(Beginning of Materials provided)

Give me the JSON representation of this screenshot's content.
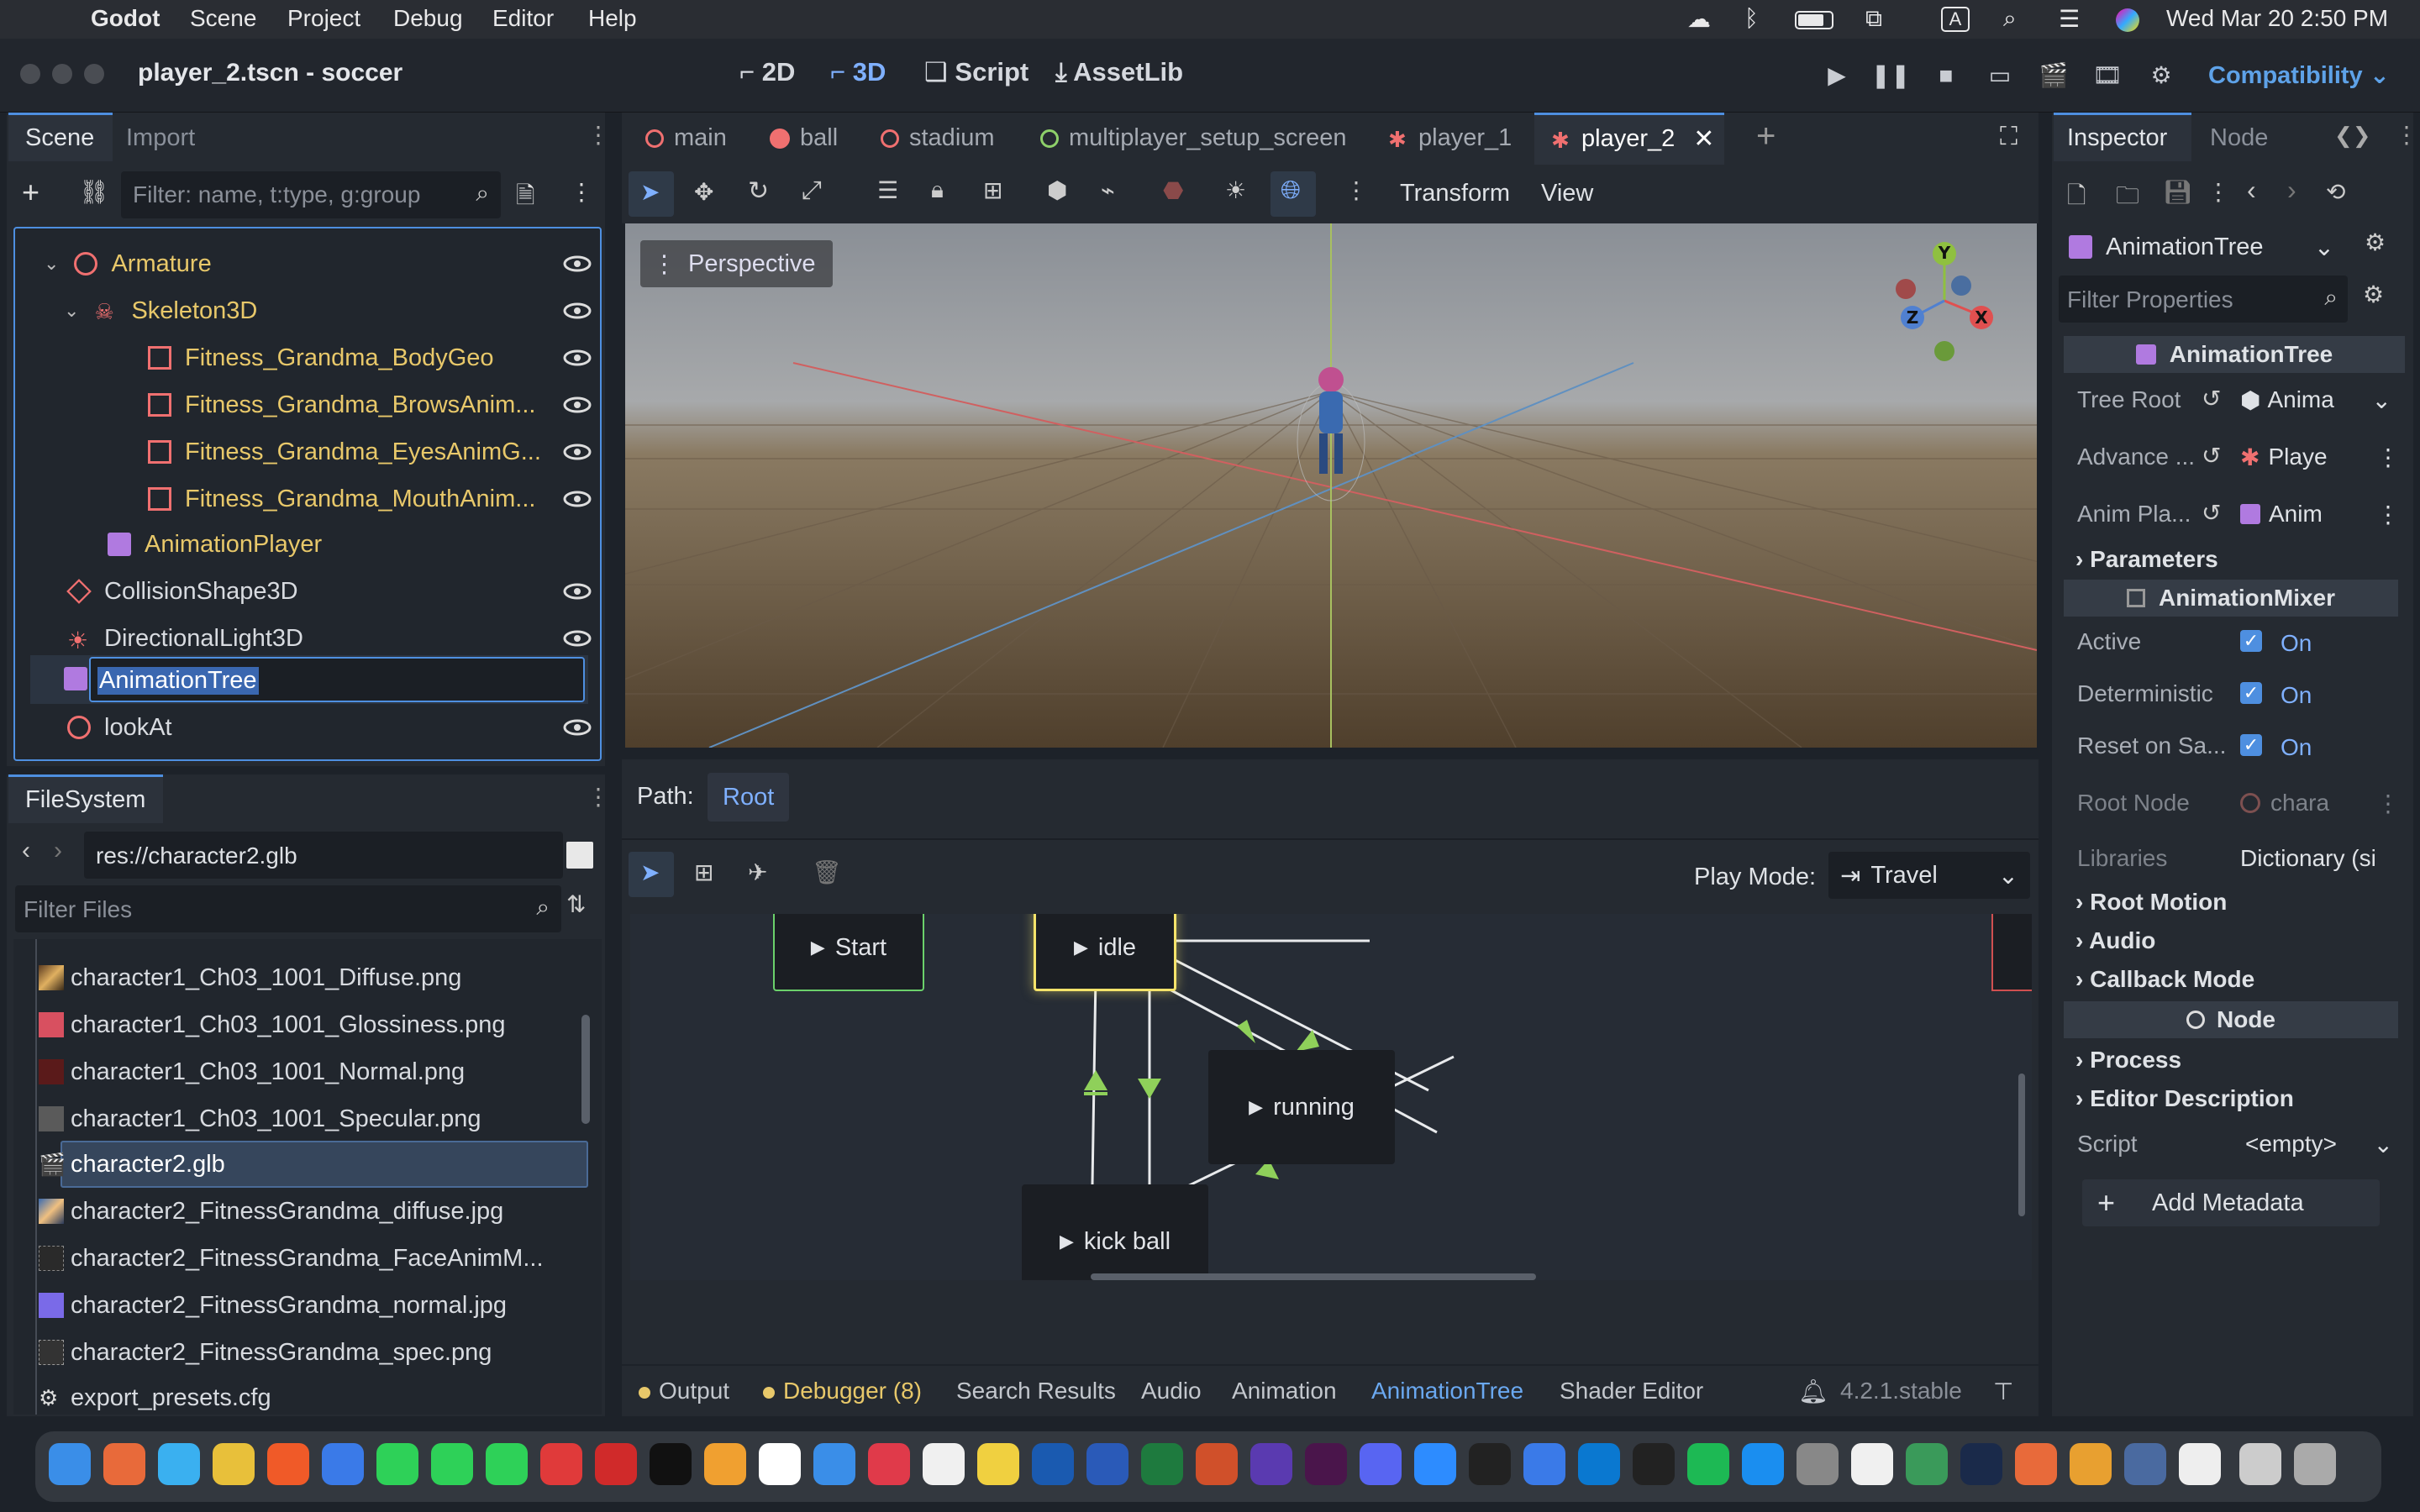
{
  "menubar": {
    "app": "Godot",
    "items": [
      "Scene",
      "Project",
      "Debug",
      "Editor",
      "Help"
    ],
    "clock": "Wed Mar 20  2:50 PM",
    "input_source": "A"
  },
  "titlebar": {
    "title": "player_2.tscn - soccer",
    "modes": [
      "2D",
      "3D",
      "Script",
      "AssetLib"
    ],
    "renderer": "Compatibility"
  },
  "scene_dock": {
    "tabs": [
      "Scene",
      "Import"
    ],
    "filter_placeholder": "Filter: name, t:type, g:group",
    "nodes": [
      {
        "label": "Armature",
        "color": "#e8c86a"
      },
      {
        "label": "Skeleton3D",
        "color": "#e8c86a"
      },
      {
        "label": "Fitness_Grandma_BodyGeo",
        "color": "#e8c86a"
      },
      {
        "label": "Fitness_Grandma_BrowsAnim...",
        "color": "#e8c86a"
      },
      {
        "label": "Fitness_Grandma_EyesAnimG...",
        "color": "#e8c86a"
      },
      {
        "label": "Fitness_Grandma_MouthAnim...",
        "color": "#e8c86a"
      },
      {
        "label": "AnimationPlayer",
        "color": "#e8c86a"
      },
      {
        "label": "CollisionShape3D",
        "color": "#d8dbe0"
      },
      {
        "label": "DirectionalLight3D",
        "color": "#d8dbe0"
      },
      {
        "label": "AnimationTree",
        "color": "#ffffff"
      },
      {
        "label": "lookAt",
        "color": "#d8dbe0"
      }
    ],
    "rename_value": "AnimationTree"
  },
  "filesystem": {
    "tab": "FileSystem",
    "path": "res://character2.glb",
    "filter_placeholder": "Filter Files",
    "files": [
      "character1_Ch03_1001_Diffuse.png",
      "character1_Ch03_1001_Glossiness.png",
      "character1_Ch03_1001_Normal.png",
      "character1_Ch03_1001_Specular.png",
      "character2.glb",
      "character2_FitnessGrandma_diffuse.jpg",
      "character2_FitnessGrandma_FaceAnimM...",
      "character2_FitnessGrandma_normal.jpg",
      "character2_FitnessGrandma_spec.png",
      "export_presets.cfg"
    ]
  },
  "editor_tabs": [
    "main",
    "ball",
    "stadium",
    "multiplayer_setup_screen",
    "player_1",
    "player_2"
  ],
  "viewport": {
    "menu_transform": "Transform",
    "menu_view": "View",
    "perspective": "Perspective",
    "gizmo": {
      "y": "Y",
      "x": "X",
      "z": "Z"
    }
  },
  "anim_tree": {
    "path_label": "Path:",
    "path_root": "Root",
    "play_mode_label": "Play Mode:",
    "play_mode_value": "Travel",
    "states": {
      "start": "Start",
      "idle": "idle",
      "running": "running",
      "kick": "kick ball"
    }
  },
  "bottom_panel": {
    "tabs": [
      "Output",
      "Debugger (8)",
      "Search Results",
      "Audio",
      "Animation",
      "AnimationTree",
      "Shader Editor"
    ],
    "version": "4.2.1.stable"
  },
  "inspector": {
    "tabs": [
      "Inspector",
      "Node"
    ],
    "object": "AnimationTree",
    "filter_placeholder": "Filter Properties",
    "class_header": "AnimationTree",
    "tree_root_label": "Tree Root",
    "tree_root_value": "Anima",
    "advance_label": "Advance ...",
    "advance_value": "Playe",
    "anim_player_label": "Anim Pla...",
    "anim_player_value": "Anim",
    "parameters": "Parameters",
    "mixer_header": "AnimationMixer",
    "active_label": "Active",
    "deterministic_label": "Deterministic",
    "reset_label": "Reset on Sa...",
    "on": "On",
    "root_node_label": "Root Node",
    "root_node_value": "chara",
    "libraries_label": "Libraries",
    "libraries_value": "Dictionary (si",
    "root_motion": "Root Motion",
    "audio": "Audio",
    "callback_mode": "Callback Mode",
    "node_header": "Node",
    "process": "Process",
    "editor_description": "Editor Description",
    "script_label": "Script",
    "script_value": "<empty>",
    "add_metadata": "Add Metadata"
  },
  "colors": {
    "accent": "#4e8fe0",
    "node_yellow": "#e8c86a",
    "state_idle_border": "#f5e36a",
    "start_border": "#6bd16b",
    "transition": "#8fd05a"
  }
}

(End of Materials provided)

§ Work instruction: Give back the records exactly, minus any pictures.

§ Written reply:
Give me the JSON representation of this screenshot's content.
{
  "menubar": {
    "app": "Godot",
    "items": [
      "Scene",
      "Project",
      "Debug",
      "Editor",
      "Help"
    ],
    "clock": "Wed Mar 20  2:50 PM",
    "input_source": "A"
  },
  "titlebar": {
    "title": "player_2.tscn - soccer",
    "modes": [
      "2D",
      "3D",
      "Script",
      "AssetLib"
    ],
    "renderer": "Compatibility"
  },
  "scene_dock": {
    "tabs": [
      "Scene",
      "Import"
    ],
    "filter_placeholder": "Filter: name, t:type, g:group",
    "nodes": [
      {
        "label": "Armature",
        "color": "#e8c86a"
      },
      {
        "label": "Skeleton3D",
        "color": "#e8c86a"
      },
      {
        "label": "Fitness_Grandma_BodyGeo",
        "color": "#e8c86a"
      },
      {
        "label": "Fitness_Grandma_BrowsAnim...",
        "color": "#e8c86a"
      },
      {
        "label": "Fitness_Grandma_EyesAnimG...",
        "color": "#e8c86a"
      },
      {
        "label": "Fitness_Grandma_MouthAnim...",
        "color": "#e8c86a"
      },
      {
        "label": "AnimationPlayer",
        "color": "#e8c86a"
      },
      {
        "label": "CollisionShape3D",
        "color": "#d8dbe0"
      },
      {
        "label": "DirectionalLight3D",
        "color": "#d8dbe0"
      },
      {
        "label": "AnimationTree",
        "color": "#ffffff"
      },
      {
        "label": "lookAt",
        "color": "#d8dbe0"
      }
    ],
    "rename_value": "AnimationTree"
  },
  "filesystem": {
    "tab": "FileSystem",
    "path": "res://character2.glb",
    "filter_placeholder": "Filter Files",
    "files": [
      "character1_Ch03_1001_Diffuse.png",
      "character1_Ch03_1001_Glossiness.png",
      "character1_Ch03_1001_Normal.png",
      "character1_Ch03_1001_Specular.png",
      "character2.glb",
      "character2_FitnessGrandma_diffuse.jpg",
      "character2_FitnessGrandma_FaceAnimM...",
      "character2_FitnessGrandma_normal.jpg",
      "character2_FitnessGrandma_spec.png",
      "export_presets.cfg"
    ]
  },
  "editor_tabs": [
    "main",
    "ball",
    "stadium",
    "multiplayer_setup_screen",
    "player_1",
    "player_2"
  ],
  "viewport": {
    "menu_transform": "Transform",
    "menu_view": "View",
    "perspective": "Perspective",
    "gizmo": {
      "y": "Y",
      "x": "X",
      "z": "Z"
    }
  },
  "anim_tree": {
    "path_label": "Path:",
    "path_root": "Root",
    "play_mode_label": "Play Mode:",
    "play_mode_value": "Travel",
    "states": {
      "start": "Start",
      "idle": "idle",
      "running": "running",
      "kick": "kick ball"
    }
  },
  "bottom_panel": {
    "tabs": [
      "Output",
      "Debugger (8)",
      "Search Results",
      "Audio",
      "Animation",
      "AnimationTree",
      "Shader Editor"
    ],
    "version": "4.2.1.stable"
  },
  "inspector": {
    "tabs": [
      "Inspector",
      "Node"
    ],
    "object": "AnimationTree",
    "filter_placeholder": "Filter Properties",
    "class_header": "AnimationTree",
    "tree_root_label": "Tree Root",
    "tree_root_value": "Anima",
    "advance_label": "Advance ...",
    "advance_value": "Playe",
    "anim_player_label": "Anim Pla...",
    "anim_player_value": "Anim",
    "parameters": "Parameters",
    "mixer_header": "AnimationMixer",
    "active_label": "Active",
    "deterministic_label": "Deterministic",
    "reset_label": "Reset on Sa...",
    "on": "On",
    "root_node_label": "Root Node",
    "root_node_value": "chara",
    "libraries_label": "Libraries",
    "libraries_value": "Dictionary (si",
    "root_motion": "Root Motion",
    "audio": "Audio",
    "callback_mode": "Callback Mode",
    "node_header": "Node",
    "process": "Process",
    "editor_description": "Editor Description",
    "script_label": "Script",
    "script_value": "<empty>",
    "add_metadata": "Add Metadata"
  },
  "colors": {
    "accent": "#4e8fe0",
    "node_yellow": "#e8c86a",
    "state_idle_border": "#f5e36a",
    "start_border": "#6bd16b",
    "transition": "#8fd05a"
  }
}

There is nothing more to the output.